Although Malaysia is a leader in Islamic finance research, very few of the research papers published have translated into feasible innovations, until recently. To help push the sector forward and bring the research and ideas to fruition, International Centre for Education in Islamic Finance, with the support of Bank Negara Malaysia, the Association of Islamic Banking Institutions Malaysia and the Malaysian Takaful Association, recently held the Islamic Finance InnoFest 2016. For this festival, INCEIF accepted idea submissions from all over the world, including Japan, Australia and Pakistan, to promote inclusiveness.
“We believe that to really push for innovation, we cannot be stuck in a silo. That is why it is not limited to only Malaysians,” says Associate Professor Dr Baharom Abdul Hamid, director at INCEIF’s Centre of Research and Publication and InnoFest chairman.

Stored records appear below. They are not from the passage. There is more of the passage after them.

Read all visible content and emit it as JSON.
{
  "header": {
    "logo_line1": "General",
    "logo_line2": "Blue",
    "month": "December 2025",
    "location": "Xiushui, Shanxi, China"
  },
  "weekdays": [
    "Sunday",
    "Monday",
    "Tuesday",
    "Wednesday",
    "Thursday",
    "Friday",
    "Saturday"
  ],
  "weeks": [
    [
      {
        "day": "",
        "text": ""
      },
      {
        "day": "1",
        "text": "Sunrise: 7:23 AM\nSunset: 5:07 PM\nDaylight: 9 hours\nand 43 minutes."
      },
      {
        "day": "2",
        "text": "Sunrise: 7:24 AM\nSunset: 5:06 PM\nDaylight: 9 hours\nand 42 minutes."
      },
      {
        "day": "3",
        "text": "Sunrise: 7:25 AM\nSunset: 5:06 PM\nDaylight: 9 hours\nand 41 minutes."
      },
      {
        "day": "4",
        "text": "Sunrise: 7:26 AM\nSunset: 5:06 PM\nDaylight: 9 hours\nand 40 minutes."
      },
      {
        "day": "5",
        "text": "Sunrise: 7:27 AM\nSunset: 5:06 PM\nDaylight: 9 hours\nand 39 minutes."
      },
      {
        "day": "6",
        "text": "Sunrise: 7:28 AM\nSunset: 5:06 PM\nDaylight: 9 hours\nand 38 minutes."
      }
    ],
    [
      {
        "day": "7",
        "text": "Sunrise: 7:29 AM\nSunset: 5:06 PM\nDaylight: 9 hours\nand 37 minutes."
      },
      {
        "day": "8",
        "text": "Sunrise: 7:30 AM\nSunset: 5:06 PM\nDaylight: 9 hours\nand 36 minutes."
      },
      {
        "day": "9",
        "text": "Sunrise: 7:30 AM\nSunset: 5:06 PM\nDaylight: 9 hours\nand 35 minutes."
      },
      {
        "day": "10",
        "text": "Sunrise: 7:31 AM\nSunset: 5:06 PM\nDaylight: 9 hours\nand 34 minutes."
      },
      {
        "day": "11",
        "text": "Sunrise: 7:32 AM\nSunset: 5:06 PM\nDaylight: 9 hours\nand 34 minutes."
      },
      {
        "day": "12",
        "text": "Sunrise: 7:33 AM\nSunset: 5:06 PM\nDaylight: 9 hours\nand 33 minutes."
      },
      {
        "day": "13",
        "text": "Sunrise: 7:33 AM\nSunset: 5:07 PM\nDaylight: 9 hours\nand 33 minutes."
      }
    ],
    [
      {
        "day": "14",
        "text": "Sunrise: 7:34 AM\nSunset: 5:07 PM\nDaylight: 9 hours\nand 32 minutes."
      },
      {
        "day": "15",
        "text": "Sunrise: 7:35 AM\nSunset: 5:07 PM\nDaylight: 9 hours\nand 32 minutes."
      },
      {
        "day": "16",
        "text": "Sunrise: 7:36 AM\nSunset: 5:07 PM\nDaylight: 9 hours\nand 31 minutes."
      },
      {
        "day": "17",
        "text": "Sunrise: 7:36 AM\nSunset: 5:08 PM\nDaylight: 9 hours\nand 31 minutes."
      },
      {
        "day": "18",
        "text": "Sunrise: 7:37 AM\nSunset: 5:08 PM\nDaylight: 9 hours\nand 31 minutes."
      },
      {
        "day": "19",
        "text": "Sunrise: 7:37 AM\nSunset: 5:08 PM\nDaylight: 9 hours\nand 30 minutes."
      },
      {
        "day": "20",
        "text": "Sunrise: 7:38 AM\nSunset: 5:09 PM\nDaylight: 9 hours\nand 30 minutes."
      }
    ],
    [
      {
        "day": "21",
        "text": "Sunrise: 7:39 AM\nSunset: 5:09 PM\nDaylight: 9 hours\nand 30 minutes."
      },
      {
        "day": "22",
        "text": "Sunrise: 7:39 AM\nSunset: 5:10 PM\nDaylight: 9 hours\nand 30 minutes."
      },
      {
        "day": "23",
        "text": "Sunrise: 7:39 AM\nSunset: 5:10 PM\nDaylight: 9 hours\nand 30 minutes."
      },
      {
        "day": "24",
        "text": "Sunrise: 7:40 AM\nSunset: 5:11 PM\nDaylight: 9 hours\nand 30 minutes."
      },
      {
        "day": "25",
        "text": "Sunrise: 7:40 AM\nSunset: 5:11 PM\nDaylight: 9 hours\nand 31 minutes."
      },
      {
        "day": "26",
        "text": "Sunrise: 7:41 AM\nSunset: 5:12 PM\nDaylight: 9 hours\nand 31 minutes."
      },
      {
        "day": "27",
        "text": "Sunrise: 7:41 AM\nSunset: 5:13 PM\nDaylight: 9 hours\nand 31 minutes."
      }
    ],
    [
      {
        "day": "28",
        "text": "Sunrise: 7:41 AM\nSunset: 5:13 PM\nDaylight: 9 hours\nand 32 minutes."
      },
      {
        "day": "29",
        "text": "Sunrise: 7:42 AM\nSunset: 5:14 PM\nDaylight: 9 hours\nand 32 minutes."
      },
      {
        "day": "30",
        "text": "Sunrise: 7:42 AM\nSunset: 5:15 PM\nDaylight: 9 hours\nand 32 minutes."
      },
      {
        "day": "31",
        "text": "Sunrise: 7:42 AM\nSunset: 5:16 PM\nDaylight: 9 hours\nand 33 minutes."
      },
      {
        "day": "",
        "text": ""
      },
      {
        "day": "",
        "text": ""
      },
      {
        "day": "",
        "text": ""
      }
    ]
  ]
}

Malaysia is tightening rules for the $307 billion of stocks now deemed in compliance with Shariah law as it seeks to attract more investment from overseas Muslims. The Securities Commission will require companies to limit debt and cash that don’t conform to Koranic principles to less than 33 percent of total assets to qualify for Shariah listing, from no provision previously. The regulator will publish a revised list of equities next month from the current 801 that comply with religious tenets. The new regulations put the nation on a par with the conditions needed for inclusion in the Dow Jones Islamic Market World Index, which has a market capitalization of $14.9 trillion.